• **TASK STATEMENT**
Since the pictures are not wanted, copy only the text of every record exactly.

• **DATASET EXCERPTS**
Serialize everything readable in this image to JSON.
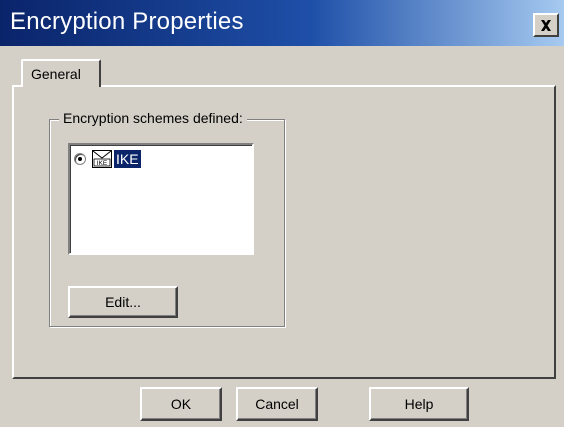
{
  "window": {
    "title": "Encryption Properties",
    "close_icon": "close-icon"
  },
  "tabs": [
    {
      "label": "General",
      "active": true
    }
  ],
  "group": {
    "label": "Encryption schemes defined:"
  },
  "schemes": [
    {
      "label": "IKE",
      "selected": true,
      "icon": "ike-icon"
    }
  ],
  "buttons": {
    "edit": "Edit...",
    "ok": "OK",
    "cancel": "Cancel",
    "help": "Help"
  },
  "colors": {
    "title_gradient_start": "#0a246a",
    "title_gradient_end": "#a6caf0",
    "selection": "#0a246a",
    "face": "#d4d0c8"
  }
}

• **EXERCISE ANSWER**
Serialize everything readable in this image to JSON.
{
  "window": {
    "title": "Encryption Properties",
    "close_icon": "close-icon"
  },
  "tabs": [
    {
      "label": "General",
      "active": true
    }
  ],
  "group": {
    "label": "Encryption schemes defined:"
  },
  "schemes": [
    {
      "label": "IKE",
      "selected": true,
      "icon": "ike-icon"
    }
  ],
  "buttons": {
    "edit": "Edit...",
    "ok": "OK",
    "cancel": "Cancel",
    "help": "Help"
  },
  "colors": {
    "title_gradient_start": "#0a246a",
    "title_gradient_end": "#a6caf0",
    "selection": "#0a246a",
    "face": "#d4d0c8"
  }
}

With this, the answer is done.